So think of TS% as scoring efficiency, and eFG% as shooting efficiency, more here.
Expected Offensive Rebounds: Measured based upon the average rebounds a college basketball team gets on both the defensive and offensive end. This takes the overall number of missed shots (or shots available to be rebounded) and divides them by the number of offensive rebounds and compares them with the statistical average.
AdjGS: A take-off of the Game Score metric (definition here) accepted by a lot of basketball stat nerds. It takes points, assists, rebounds (offensive & defensive), steals, blocks, turnovers and fouls into account to determine an individual’s “score” for a given game. The “adjustment” in Adjusted Game Score is simply matching the total game scores to the total points scored in the game, thereby redistributing the game’s points scored to those who had the biggest impact on the game itself, instead of just how many balls a player put through a basket.
Offensive Rating (ORtg): Similar to Adjusted game score, but this looks at how many points per possession a player would score if they were averaged over 100 possessions.
Usage%: This “estimates the % of team possessions a player consumes while on the floor” (via sports-reference.com/cbb). The usage of those possessions is determined via a formula using field goal and free throw attempts, offensive rebounds, assists and turnovers. The higher the number, the more prevalent a player is (good or bad) in a team’s offensive outcome.
Floor%: Via sports-reference.com/cbb: Floor % answers the question, “When a Player uses a possession, what is the probability that his team scores at least 1 point?”. The higher the Floor%, the more frequently the team probably scores when the given player is involved.

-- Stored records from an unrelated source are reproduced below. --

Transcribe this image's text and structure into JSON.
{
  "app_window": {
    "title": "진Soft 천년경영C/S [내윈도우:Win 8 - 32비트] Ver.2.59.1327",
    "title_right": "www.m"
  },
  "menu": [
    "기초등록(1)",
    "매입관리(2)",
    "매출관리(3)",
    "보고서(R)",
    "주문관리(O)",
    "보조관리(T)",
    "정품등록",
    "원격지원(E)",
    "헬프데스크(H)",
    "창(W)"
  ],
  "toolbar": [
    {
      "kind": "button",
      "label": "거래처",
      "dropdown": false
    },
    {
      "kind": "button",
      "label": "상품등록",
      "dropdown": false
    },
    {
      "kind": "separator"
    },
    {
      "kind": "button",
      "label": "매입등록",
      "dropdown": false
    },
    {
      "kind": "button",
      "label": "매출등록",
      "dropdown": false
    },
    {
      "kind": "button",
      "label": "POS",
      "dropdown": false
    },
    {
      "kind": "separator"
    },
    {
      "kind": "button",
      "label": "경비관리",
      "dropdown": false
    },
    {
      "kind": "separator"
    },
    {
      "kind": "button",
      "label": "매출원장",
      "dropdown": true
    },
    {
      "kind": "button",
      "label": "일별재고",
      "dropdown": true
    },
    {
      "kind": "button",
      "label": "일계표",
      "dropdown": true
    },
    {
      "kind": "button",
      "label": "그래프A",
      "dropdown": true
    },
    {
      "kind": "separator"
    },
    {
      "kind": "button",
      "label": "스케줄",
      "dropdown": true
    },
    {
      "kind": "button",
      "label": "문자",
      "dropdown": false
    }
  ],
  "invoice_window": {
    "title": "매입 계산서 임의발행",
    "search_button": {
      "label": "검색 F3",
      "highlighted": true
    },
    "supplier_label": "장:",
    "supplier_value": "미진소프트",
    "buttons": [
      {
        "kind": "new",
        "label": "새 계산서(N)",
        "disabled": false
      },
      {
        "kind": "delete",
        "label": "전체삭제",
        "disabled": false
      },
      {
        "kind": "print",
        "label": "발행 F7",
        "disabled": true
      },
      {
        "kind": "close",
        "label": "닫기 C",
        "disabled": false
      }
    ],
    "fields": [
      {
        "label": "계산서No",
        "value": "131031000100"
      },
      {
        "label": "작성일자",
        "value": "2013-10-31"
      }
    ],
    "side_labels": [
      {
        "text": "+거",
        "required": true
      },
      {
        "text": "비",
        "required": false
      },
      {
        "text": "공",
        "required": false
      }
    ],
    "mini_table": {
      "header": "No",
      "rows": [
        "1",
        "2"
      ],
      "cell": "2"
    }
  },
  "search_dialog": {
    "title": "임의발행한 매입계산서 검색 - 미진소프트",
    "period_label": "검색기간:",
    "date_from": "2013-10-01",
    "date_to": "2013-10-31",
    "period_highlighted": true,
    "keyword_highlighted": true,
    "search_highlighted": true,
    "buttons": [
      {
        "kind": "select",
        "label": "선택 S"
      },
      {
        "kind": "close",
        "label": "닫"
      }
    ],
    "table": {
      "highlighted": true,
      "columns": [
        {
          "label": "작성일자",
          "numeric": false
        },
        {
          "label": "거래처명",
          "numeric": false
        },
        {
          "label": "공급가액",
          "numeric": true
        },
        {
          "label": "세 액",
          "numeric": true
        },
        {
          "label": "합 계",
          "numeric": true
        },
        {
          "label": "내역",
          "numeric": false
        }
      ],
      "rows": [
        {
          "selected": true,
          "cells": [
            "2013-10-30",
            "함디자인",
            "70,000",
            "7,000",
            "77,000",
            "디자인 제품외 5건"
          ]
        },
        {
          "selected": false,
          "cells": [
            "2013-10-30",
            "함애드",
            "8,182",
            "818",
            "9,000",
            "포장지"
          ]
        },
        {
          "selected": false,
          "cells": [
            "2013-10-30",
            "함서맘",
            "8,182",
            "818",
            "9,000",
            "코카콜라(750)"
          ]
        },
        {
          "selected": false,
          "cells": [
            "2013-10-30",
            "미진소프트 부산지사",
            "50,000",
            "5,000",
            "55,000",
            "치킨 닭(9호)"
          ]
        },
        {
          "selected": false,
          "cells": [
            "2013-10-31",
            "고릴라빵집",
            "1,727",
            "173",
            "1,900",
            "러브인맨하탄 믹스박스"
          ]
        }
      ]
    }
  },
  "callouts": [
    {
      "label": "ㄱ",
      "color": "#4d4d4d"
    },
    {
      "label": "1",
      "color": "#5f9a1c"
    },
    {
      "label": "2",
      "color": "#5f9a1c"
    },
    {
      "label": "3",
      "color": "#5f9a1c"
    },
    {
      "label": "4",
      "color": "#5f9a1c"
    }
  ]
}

Touches/Possession: Using field goal attempts, free throw attempts, assists and turnovers, touches attempt to estimate, “the number of times a player touched the ball in an attacking position on the floor.” Take the estimated touches and divide it by the estimated number of possessions for which a player was on the court, and you get a rough idea of how many times a player touched the ball in a given possession. For point guards, you’ll see the number in the 3-4 range. For shooting guards and wings, 2-3. For an offensively limited center, 1.30. You get the idea.
Anyway, using the Touches figure, we can estimate the percentage of time a player “in an attacking position” passes, shoots, turns the ball over, or gets fouled.